Concerning the issue of single or multiple elder leaders in a local church,
there is no scripture which absolutely confirms what the
structure of leadership in the local church
should be; i.e., there is no chapter and verse which mandates either singular or plural elder
leadership. It seems as though Christ has permitted us the
freedom here to establish the local church
structure in such a way that that particular local church can
best fulfill the Great Commission to teach and make disciples. Therefore, when pressed on this
issue, we can only discern God's intent by basing our decision upon the
practice of the New Testament Church,

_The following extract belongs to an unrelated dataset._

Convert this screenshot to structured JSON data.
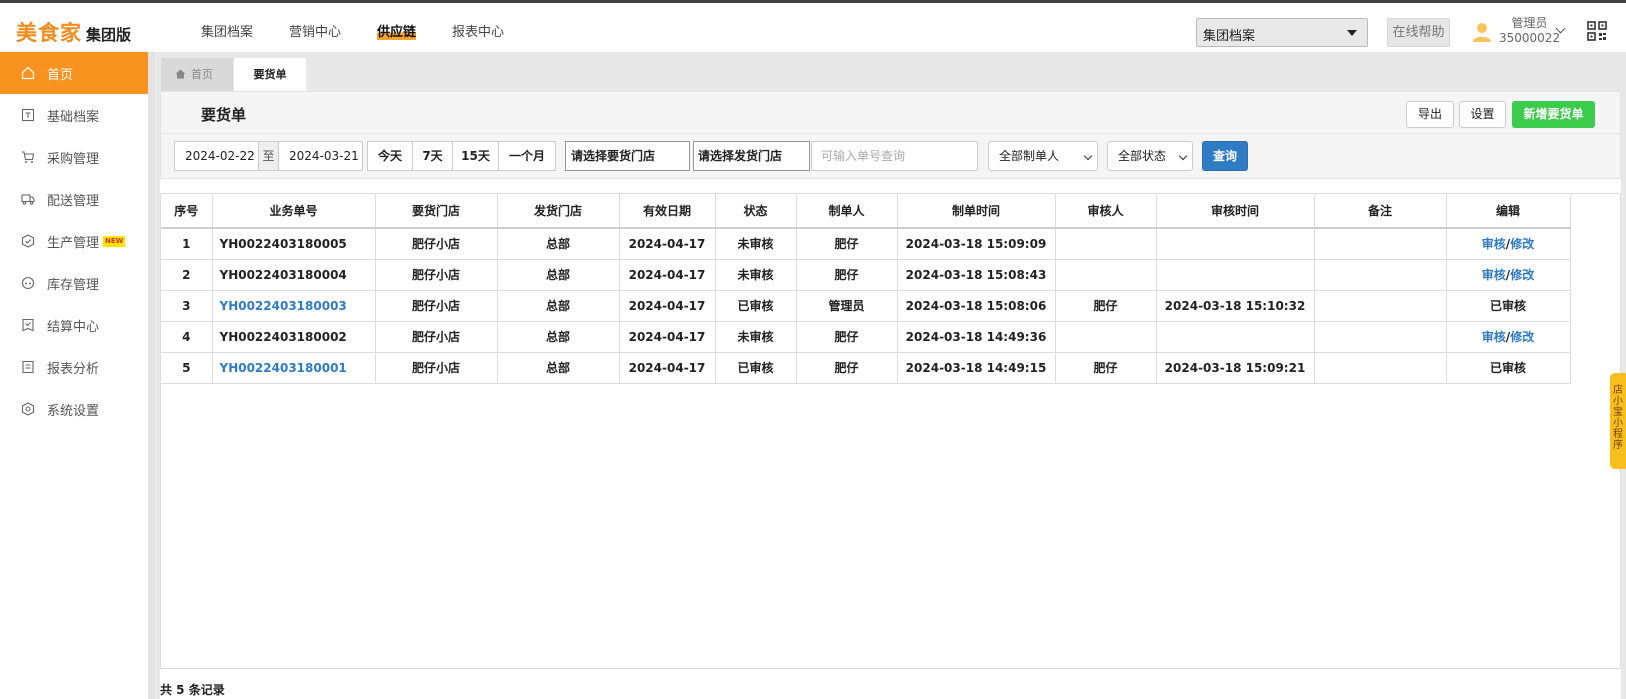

which will be studied in the following paragraphs. However, we should keep in mind that
since the Bible does not mandate an answer to this question, its importance
can only be secondary, compared to, and as a means of, fulfilling the purpose of the church.
Have Multiple Elders?
Elder = Bishop = Pastor
Let's examine the three terms: elder, bishop, and pastor. The most revealing passage here is Acts 20 where Paul addresses
an assembly of elders from the various local churches
in the city of Ephesus, just before his final departure from there. In verse
17, these elders are indeed called elders, meaning "old men" or
"spiritually mature men". Then in verse 28, they are called bishops, meaning "overseers". Then, also in
verse 28, we see that they are charged to "feed" or "oversee" the
"flock". The Greek word used here for "feed" is "poimaino", meaning "to
shepherd", and the Greek word used for "flock" is "poimnion", meaning,
of course, "flock". Therefore, we can conclude that this
elder-bishop is also called a pastor, meaning "shepherd", such as in
Ephesians 4:11, since it is his duty to "shepherd the flock" by
teaching and explaining the Bible to them. This is also
obvious from the very words themselves: the bishop is called an
overseer, and what he is overseeing is called a flock, and the job description of
a shepherd is to oversee his flock. This same argument
applies to 1 Peter 5:2, where elders are commanded to "be shepherds" ("poimaino")
. . . "serving as overseers" ("episkopeo"). The terms can be considered to be synonymous.
As to what are the official church "offices", the Bible again allows
much freedom. The word "office" is not explicitly found in the Bible as referring to church
officials. Instead, it is implied as a variation of the word describing the position; i.e., 1 Timothy 3:1
refers to the "office of a bishop" as "episkope", and 1 Timothy 3:10
refers to the "office of a deacon" as "diakoneo".
So, regardless of the formality of the office, we see two positions of leadership in the local church;
that of an elder-bishop-pastor, and that of a deacon.
Now, how many elder-bishop-pastors should there be in one local church?
Remember now, the scriptures don't give us an explicit
command here. However, ancient history gives us some clues
about how the first churches
were structured. We know that the size of
first century commercial cities, such as Ephesus, was very large, even
by today's standards. There had to be multiple congregations
in these cities, because there was no transit system to easily transport
people several miles across town to go to church.
Furthermore, we know that the first churches
met in homes, and not until the 4th century did church
buildings appear on the scene. Therefore, the
plurality of elders seen in passages such as 1 Corinthians 1:2 and 1
Corinthians 14:34, was on a territorial basis; i.e., a plurality of
elders per city, not necessarily per local church.
The scripture that comes closest to giving us the Biblical answer here
is 1 Timothy 3. Here, Paul is listing stringent qualifications
leaders. In verse 2, he refers to "a bishop" as
singular, where, in verse 8, he refers to "deacons" as
plural. Though this is a weak argument, it seems to be the closest we
have for deciding this issue; that each local assembly is intended to have a
single elder-bishop-pastor, and multiple deacons.
On the other hand, the strongest passage against this argument is
probably James 5:14, where those who are sick are to "call for the
elders of the church",
which sounds like a single local church had
multiple elders. This can best be explained by the context of
this letter. Of all the epistles, James was probably the
first one written, probably around 45 AD. No Pauline doctrine was
on the scene yet, and James was writing to Jewish Christians during what
was still a transitional period for them between Judaism and
Christianity. In this context, he probably used the term "the
elders" here as referring to the system of multiple elders in a Jewish
synagogue; something the Jewish Christians could better
understand. This makes sense in light of James 2:21 which
even uses the term "synagogue". As for establishing the structure
of a local church,
we should weigh much more heavily on passages such as
those in 1 Timothy (among the very latest of Paul's epistles--which
more explicitly address local churches), than on the book of James.
Owen Weber 2009